The momentum of mergers and acquisitions continued throughout 2015 as Communications, Technology and Media (CTM) companies looked for opportunities to consolidate, specialise further, diversify, and/or expand their international operations.
CTM deals involving a European entity have been announced with a combined value in excess of USD 275 billion* over a 12 month period; amongst these nine were valued in excess of USD 5 billion. Activity in the technology industry has been exceptionally strong; Q2 2015 saw the highest global value of disclosed deals for a single quarter since 2000.
To help our clients better understand these trends we have completed a proprietary analysis of some of the key M&A trends developing across the CTM industries; with a focus on activity involving a European buyer, seller and/or target. This technical bulletin examines some of the trends, challenges and risks associated with buying and selling companies. It also explores how CTM companies are dealing with these risks and potential obstacles.
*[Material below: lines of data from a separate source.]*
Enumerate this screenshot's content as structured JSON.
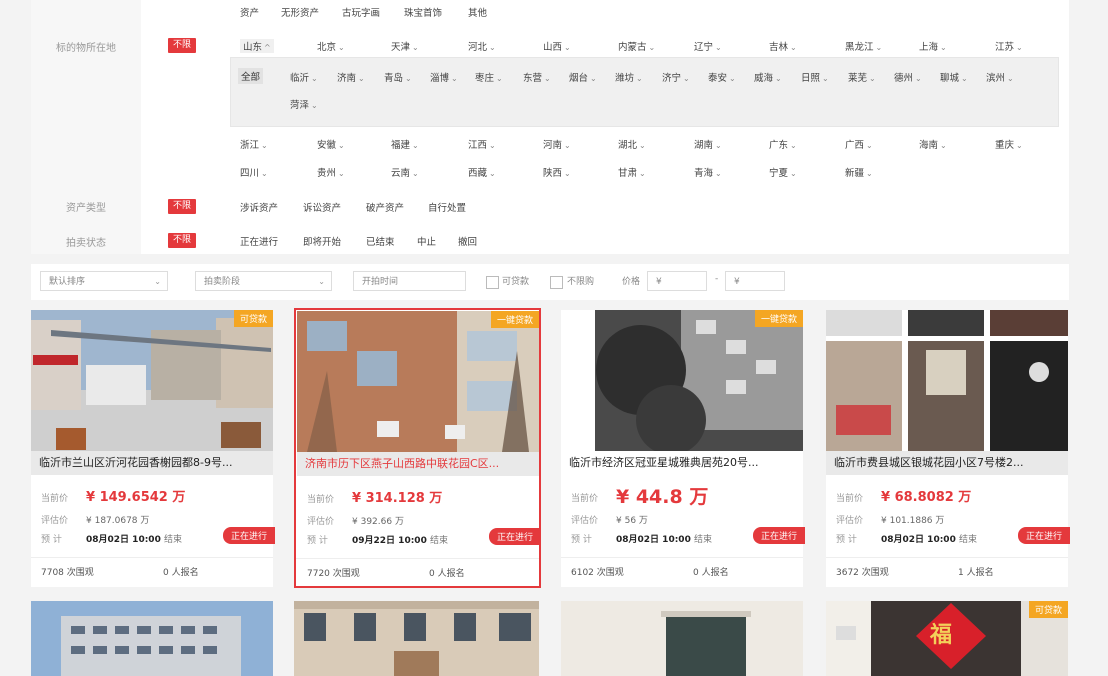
{
  "filter": {
    "top_row": [
      "资产",
      "无形资产",
      "古玩字画",
      "珠宝首饰",
      "其他"
    ],
    "location_label": "标的物所在地",
    "no_limit": "不限",
    "provinces_row1": [
      "山东",
      "北京",
      "天津",
      "河北",
      "山西",
      "内蒙古",
      "辽宁",
      "吉林",
      "黑龙江",
      "上海",
      "江苏"
    ],
    "all_label": "全部",
    "cities": [
      "临沂",
      "济南",
      "青岛",
      "淄博",
      "枣庄",
      "东营",
      "烟台",
      "潍坊",
      "济宁",
      "泰安",
      "威海",
      "日照",
      "莱芜",
      "德州",
      "聊城",
      "滨州",
      "菏泽"
    ],
    "provinces_row2": [
      "浙江",
      "安徽",
      "福建",
      "江西",
      "河南",
      "湖北",
      "湖南",
      "广东",
      "广西",
      "海南",
      "重庆"
    ],
    "provinces_row3": [
      "四川",
      "贵州",
      "云南",
      "西藏",
      "陕西",
      "甘肃",
      "青海",
      "宁夏",
      "新疆"
    ],
    "asset_type_label": "资产类型",
    "asset_types": [
      "涉诉资产",
      "诉讼资产",
      "破产资产",
      "自行处置"
    ],
    "auction_status_label": "拍卖状态",
    "auction_statuses": [
      "正在进行",
      "即将开始",
      "已结束",
      "中止",
      "撤回"
    ]
  },
  "sortbar": {
    "default_sort": "默认排序",
    "auction_stage": "拍卖阶段",
    "start_time": "开拍时间",
    "loan_ok": "可贷款",
    "no_limit_buy": "不限购",
    "price_label": "价格",
    "price_min": "¥",
    "price_sep": "-",
    "price_max": "¥"
  },
  "labels": {
    "current_price": "当前价",
    "appraisal": "评估价",
    "estimated": "预 计",
    "end_suffix": "结束",
    "views_suffix": "次围观",
    "signup_suffix": "人报名",
    "status": "正在进行"
  },
  "cards": [
    {
      "tag": "可贷款",
      "title": "临沂市兰山区沂河花园香榭园都8-9号...",
      "price": "¥ 149.6542 万",
      "appraisal": "¥ 187.0678 万",
      "end_time": "08月02日 10:00",
      "views": "7708",
      "signups": "0"
    },
    {
      "tag": "一键贷款",
      "title": "济南市历下区燕子山西路中联花园C区...",
      "price": "¥ 314.128 万",
      "appraisal": "¥ 392.66 万",
      "end_time": "09月22日 10:00",
      "views": "7720",
      "signups": "0"
    },
    {
      "tag": "一键贷款",
      "title": "临沂市经济区冠亚星城雅典居苑20号...",
      "price": "¥ 44.8 万",
      "appraisal": "¥ 56 万",
      "end_time": "08月02日 10:00",
      "views": "6102",
      "signups": "0"
    },
    {
      "tag": "",
      "title": "临沂市费县城区银城花园小区7号楼2...",
      "price": "¥ 68.8082 万",
      "appraisal": "¥ 101.1886 万",
      "end_time": "08月02日 10:00",
      "views": "3672",
      "signups": "1"
    }
  ],
  "row2": {
    "tag4": "可贷款",
    "fu": "福"
  }
}
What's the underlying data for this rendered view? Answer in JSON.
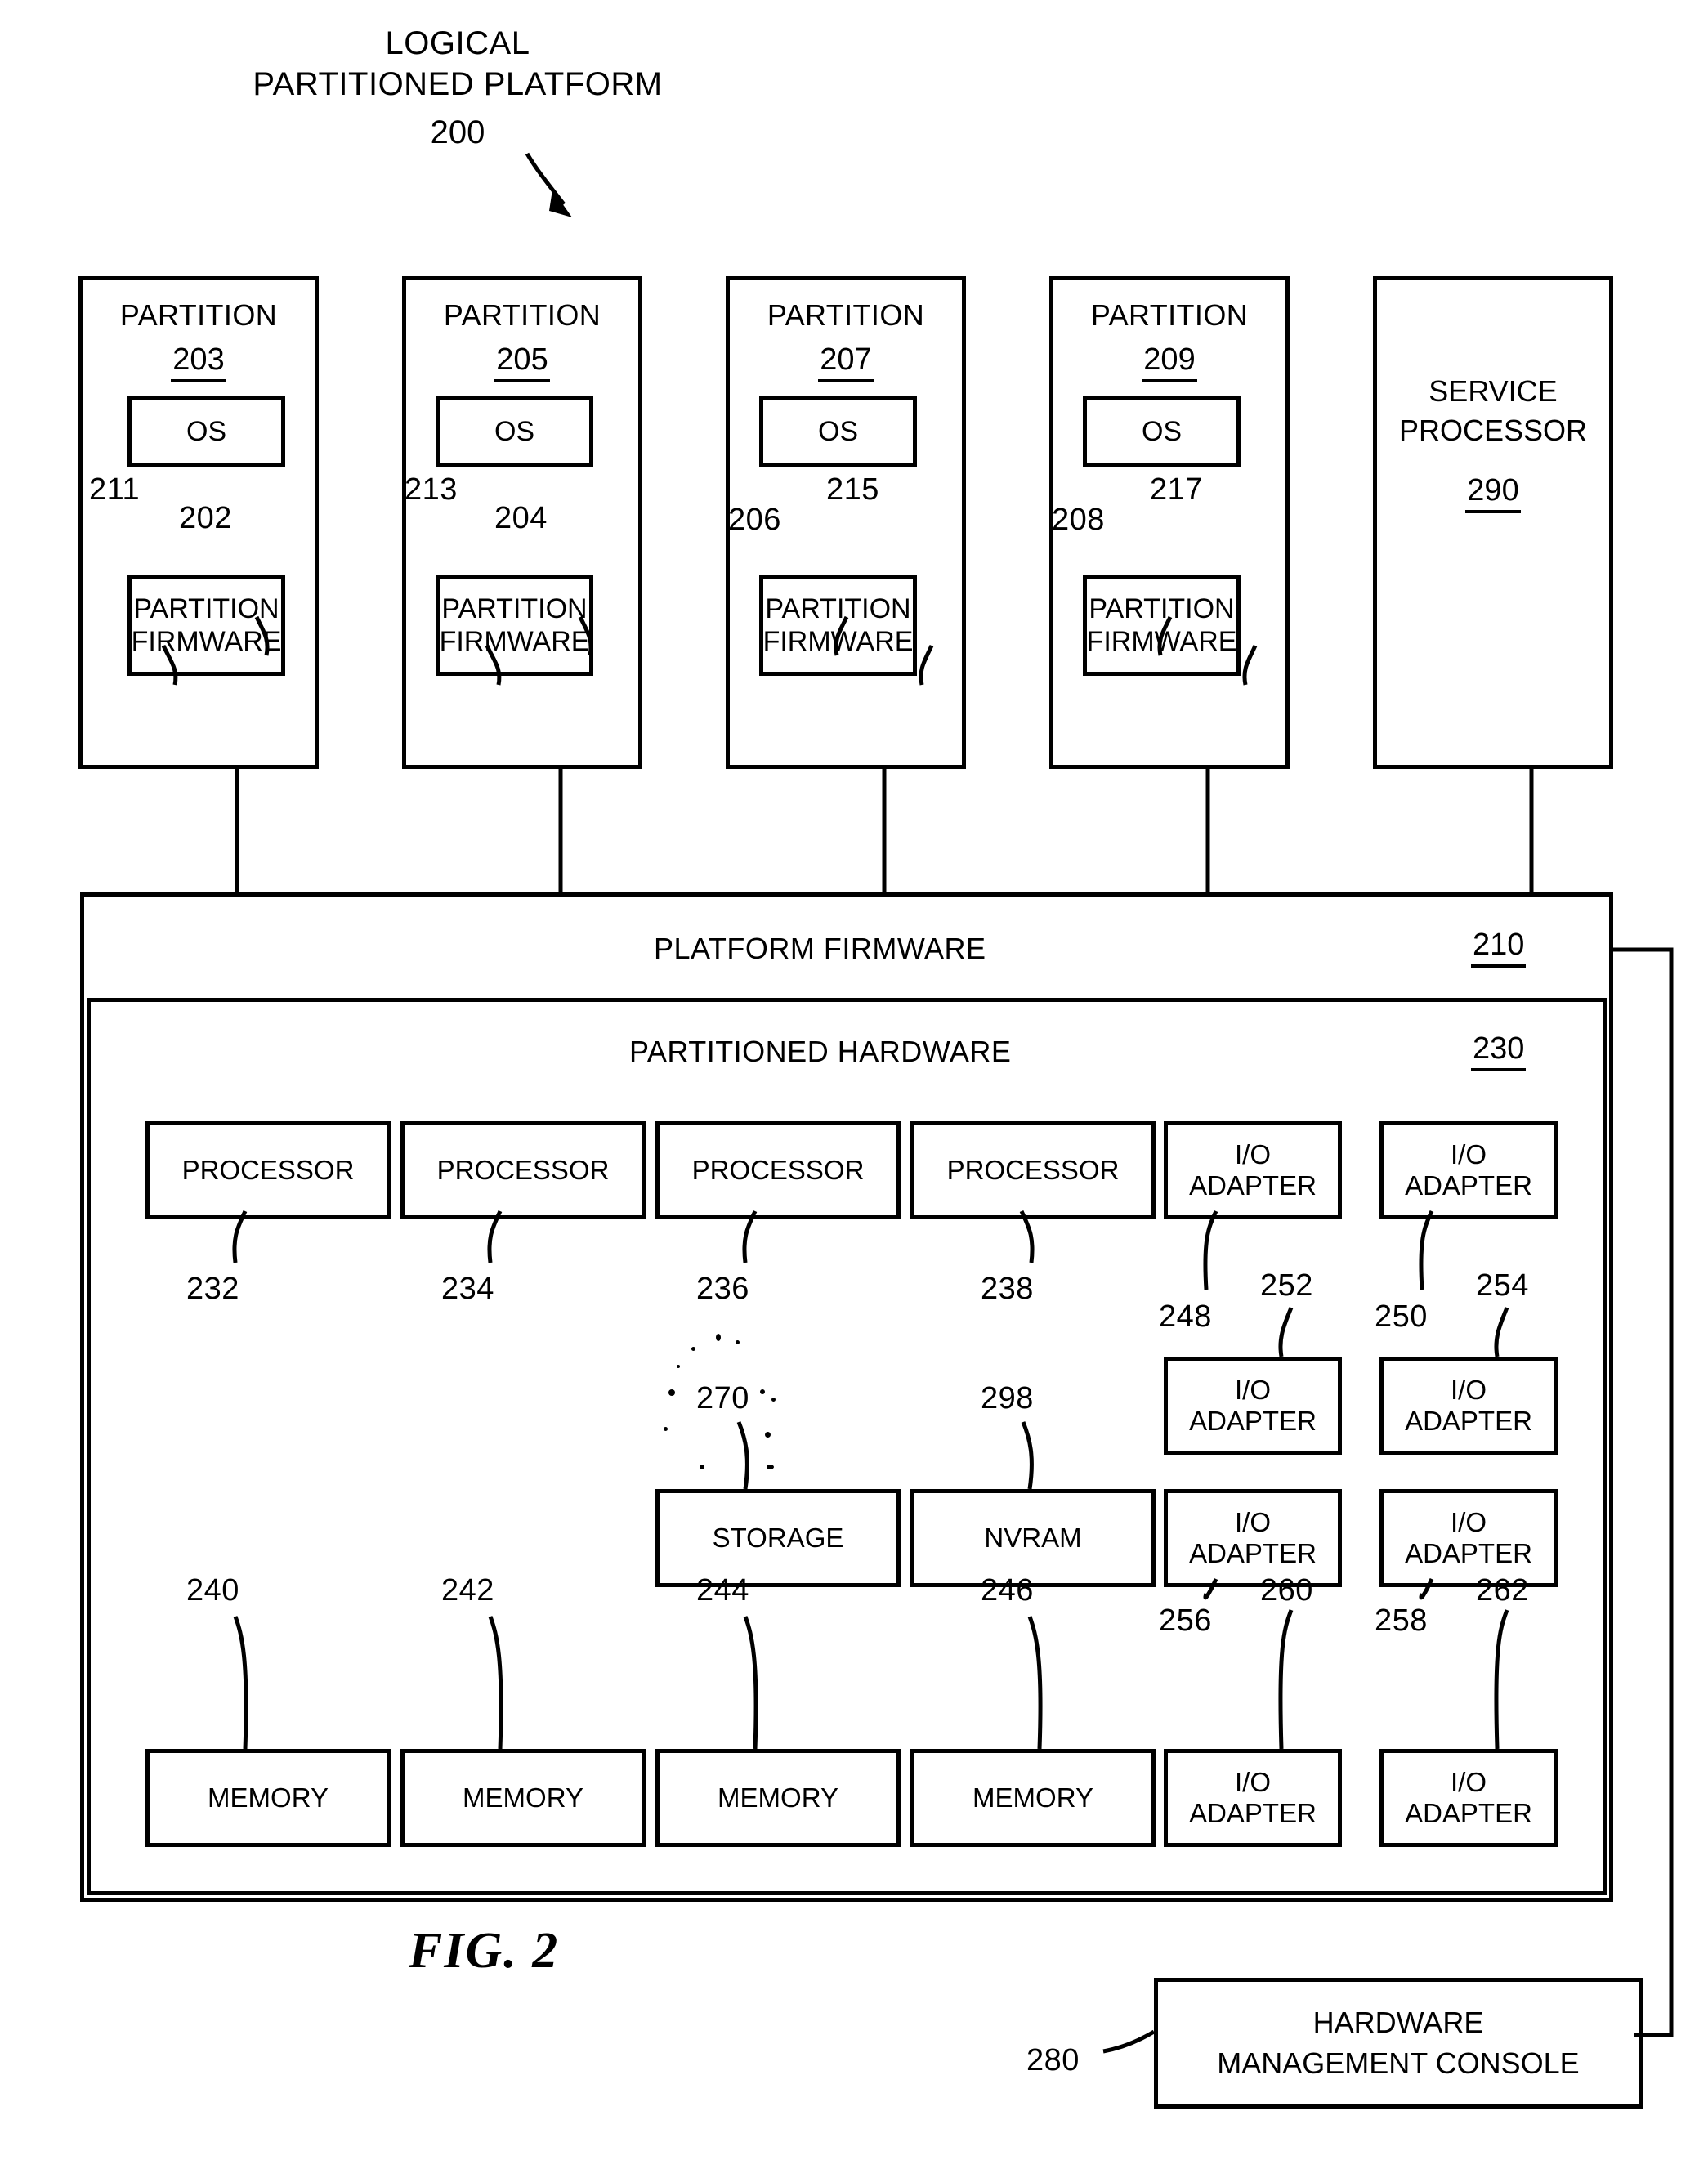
{
  "figure": {
    "title": "LOGICAL\nPARTITIONED PLATFORM",
    "title_ref": "200",
    "caption": "FIG. 2"
  },
  "partitions": [
    {
      "label": "PARTITION",
      "ref": "203",
      "os_label": "OS",
      "firmware_label": "PARTITION\nFIRMWARE",
      "left_ref": "211",
      "right_ref": "202"
    },
    {
      "label": "PARTITION",
      "ref": "205",
      "os_label": "OS",
      "firmware_label": "PARTITION\nFIRMWARE",
      "left_ref": "213",
      "right_ref": "204"
    },
    {
      "label": "PARTITION",
      "ref": "207",
      "os_label": "OS",
      "firmware_label": "PARTITION\nFIRMWARE",
      "left_ref": "206",
      "right_ref": "215"
    },
    {
      "label": "PARTITION",
      "ref": "209",
      "os_label": "OS",
      "firmware_label": "PARTITION\nFIRMWARE",
      "left_ref": "208",
      "right_ref": "217"
    }
  ],
  "service_processor": {
    "label": "SERVICE\nPROCESSOR",
    "ref": "290"
  },
  "platform_firmware": {
    "label": "PLATFORM FIRMWARE",
    "ref": "210"
  },
  "partitioned_hardware": {
    "label": "PARTITIONED HARDWARE",
    "ref": "230"
  },
  "processors": [
    {
      "label": "PROCESSOR",
      "ref": "232"
    },
    {
      "label": "PROCESSOR",
      "ref": "234"
    },
    {
      "label": "PROCESSOR",
      "ref": "236"
    },
    {
      "label": "PROCESSOR",
      "ref": "238"
    }
  ],
  "storage": {
    "label": "STORAGE",
    "ref": "270"
  },
  "nvram": {
    "label": "NVRAM",
    "ref": "298"
  },
  "memories": [
    {
      "label": "MEMORY",
      "ref": "240"
    },
    {
      "label": "MEMORY",
      "ref": "242"
    },
    {
      "label": "MEMORY",
      "ref": "244"
    },
    {
      "label": "MEMORY",
      "ref": "246"
    }
  ],
  "io_adapters": [
    {
      "label": "I/O\nADAPTER",
      "ref": "248"
    },
    {
      "label": "I/O\nADAPTER",
      "ref": "250"
    },
    {
      "label": "I/O\nADAPTER",
      "ref": "252"
    },
    {
      "label": "I/O\nADAPTER",
      "ref": "254"
    },
    {
      "label": "I/O\nADAPTER",
      "ref": "256"
    },
    {
      "label": "I/O\nADAPTER",
      "ref": "258"
    },
    {
      "label": "I/O\nADAPTER",
      "ref": "260"
    },
    {
      "label": "I/O\nADAPTER",
      "ref": "262"
    }
  ],
  "hardware_management_console": {
    "label": "HARDWARE\nMANAGEMENT CONSOLE",
    "ref": "280"
  }
}
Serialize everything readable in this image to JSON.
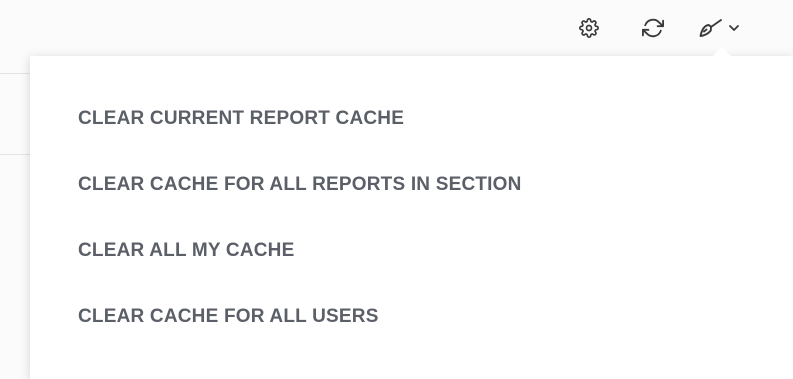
{
  "toolbar": {
    "icons": [
      "gear-icon",
      "refresh-icon",
      "broom-icon",
      "chevron-down-icon"
    ],
    "icon_color": "#3a3a3a"
  },
  "cache_menu": {
    "text_color": "#5b5f68",
    "items": [
      {
        "label": "CLEAR CURRENT REPORT CACHE"
      },
      {
        "label": "CLEAR CACHE FOR ALL REPORTS IN SECTION"
      },
      {
        "label": "CLEAR ALL MY CACHE"
      },
      {
        "label": "CLEAR CACHE FOR ALL USERS"
      }
    ]
  }
}
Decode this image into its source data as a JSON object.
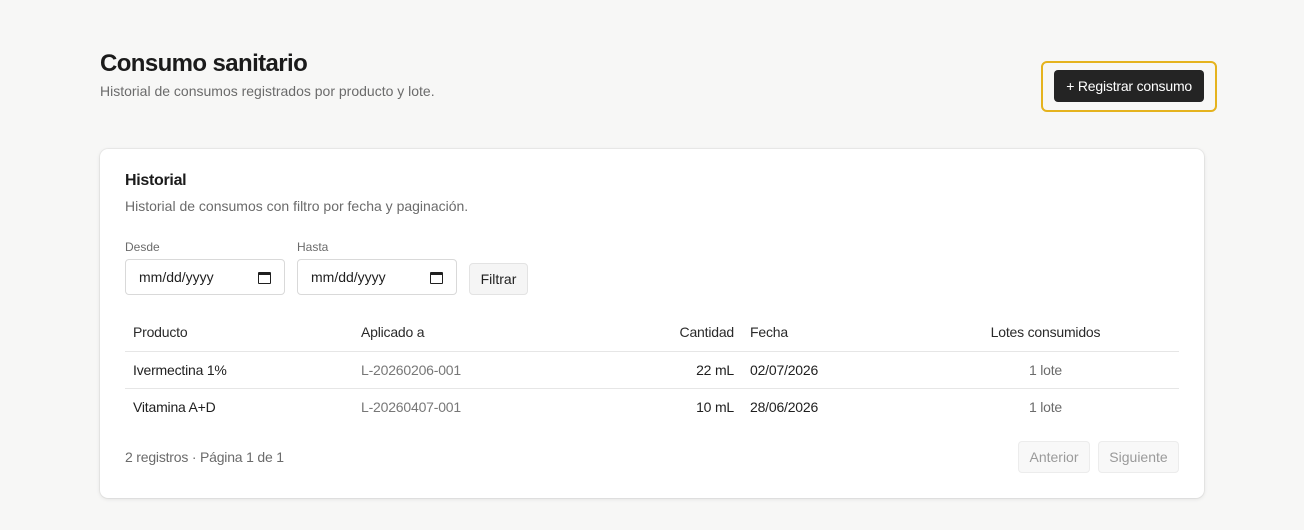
{
  "header": {
    "title": "Consumo sanitario",
    "subtitle": "Historial de consumos registrados por producto y lote.",
    "register_button": "+ Registrar consumo"
  },
  "card": {
    "title": "Historial",
    "description": "Historial de consumos con filtro por fecha y paginación.",
    "filters": {
      "from_label": "Desde",
      "from_placeholder": "mm/dd/yyyy",
      "to_label": "Hasta",
      "to_placeholder": "mm/dd/yyyy",
      "filter_button": "Filtrar"
    },
    "table": {
      "columns": [
        "Producto",
        "Aplicado a",
        "Cantidad",
        "Fecha",
        "Lotes consumidos"
      ],
      "rows": [
        {
          "producto": "Ivermectina 1%",
          "aplicado": "L-20260206-001",
          "cantidad": "22 mL",
          "fecha": "02/07/2026",
          "lotes": "1 lote"
        },
        {
          "producto": "Vitamina A+D",
          "aplicado": "L-20260407-001",
          "cantidad": "10 mL",
          "fecha": "28/06/2026",
          "lotes": "1 lote"
        }
      ]
    },
    "footer": {
      "info": "2 registros · Página 1 de 1",
      "prev_button": "Anterior",
      "next_button": "Siguiente"
    }
  },
  "colors": {
    "background": "#f7f7f6",
    "primary_button": "#242424",
    "focus_ring": "#e5b31e"
  }
}
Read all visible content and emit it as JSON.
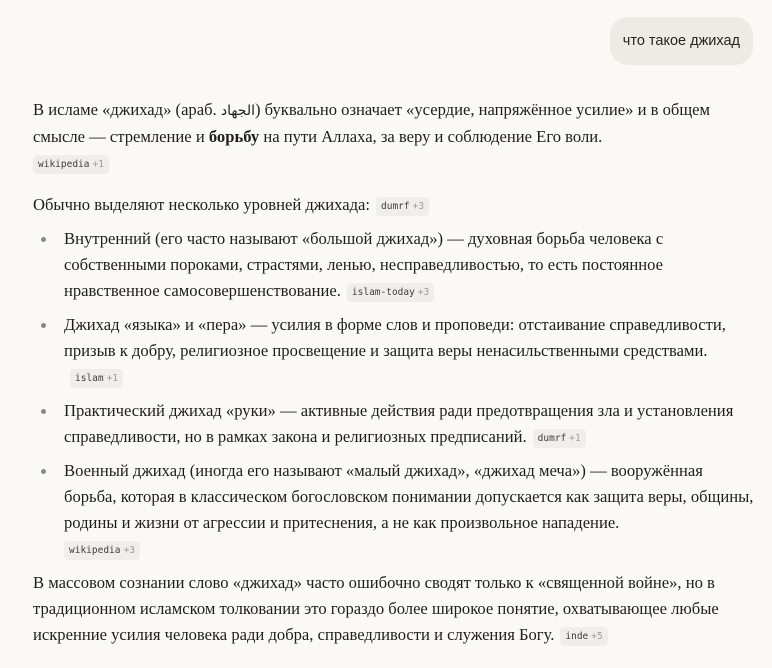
{
  "user_message": "что такое джихад",
  "answer": {
    "intro": {
      "text_1": "В исламе «джихад» (араб. ",
      "arabic": "الجهاد",
      "text_2": ") буквально означает «усердие, напряжённое усилие» и в общем смысле — стремление и ",
      "bold": "борьбу",
      "text_3": " на пути Аллаха, за веру и соблюдение Его воли.",
      "citation": {
        "source": "wikipedia",
        "more": "+1"
      }
    },
    "levels_intro": {
      "text": "Обычно выделяют несколько уровней джихада:",
      "citation": {
        "source": "dumrf",
        "more": "+3"
      }
    },
    "levels": [
      {
        "text": "Внутренний (его часто называют «большой джихад») — духовная борьба человека с собственными пороками, страстями, ленью, несправедливостью, то есть постоянное нравственное самосовершенствование.",
        "citation": {
          "source": "islam-today",
          "more": "+3"
        }
      },
      {
        "text": "Джихад «языка» и «пера» — усилия в форме слов и проповеди: отстаивание справедливости, призыв к добру, религиозное просвещение и защита веры ненасильственными средствами.",
        "citation": {
          "source": "islam",
          "more": "+1"
        }
      },
      {
        "text": "Практический джихад «руки» — активные действия ради предотвращения зла и установления справедливости, но в рамках закона и религиозных предписаний.",
        "citation": {
          "source": "dumrf",
          "more": "+1"
        }
      },
      {
        "text": "Военный джихад (иногда его называют «малый джихад», «джихад меча») — вооружённая борьба, которая в классическом богословском понимании допускается как защита веры, общины, родины и жизни от агрессии и притеснения, а не как произвольное нападение.",
        "citation": {
          "source": "wikipedia",
          "more": "+3"
        }
      }
    ],
    "outro": {
      "text": "В массовом сознании слово «джихад» часто ошибочно сводят только к «священной войне», но в традиционном исламском толковании это гораздо более широкое понятие, охватывающее любые искренние усилия человека ради добра, справедливости и служения Богу.",
      "citation": {
        "source": "inde",
        "more": "+5"
      }
    }
  }
}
M&A activity is buoyant across the CTM sectors. For example, M&A activity in the telecommunication’s sector has accelerated significantly and represents 70% of the top ten CTM deals*. This has
been driven by increasing competition, pricing pressures, monetisation or sharing of infrastructure assets, service diversification, geographic strategies and further specialisation (e.g. into new service segments).
M&A in the media sector has also remained strong. Altice’s bid for Cablevison ranks in the top three deal announcements across the CTM sectors*. This example signals the continued consolidation of the CTM sectors through the rise of quad play (internet, landline, mobile, and TV) strategies, and continued diversification. Looking towards Asia and the media sector specifically, the Japanese publishing heavyweight Nikkei Inc. agreed to purchase the Financial Times from Pearson plc.
Finally, we have also experienced a major increase in semiconductor and technology manufacturing sector M&A, driven by several factors, including pricing and margin pressures, inorganic growth strategies, product development and innovation, increased specialisation (product and market segmentation), intellectual property acquisition, supply chain enhancement and a drive to expand international footprints.
*Please see full article for further notes, analysis scope and sources.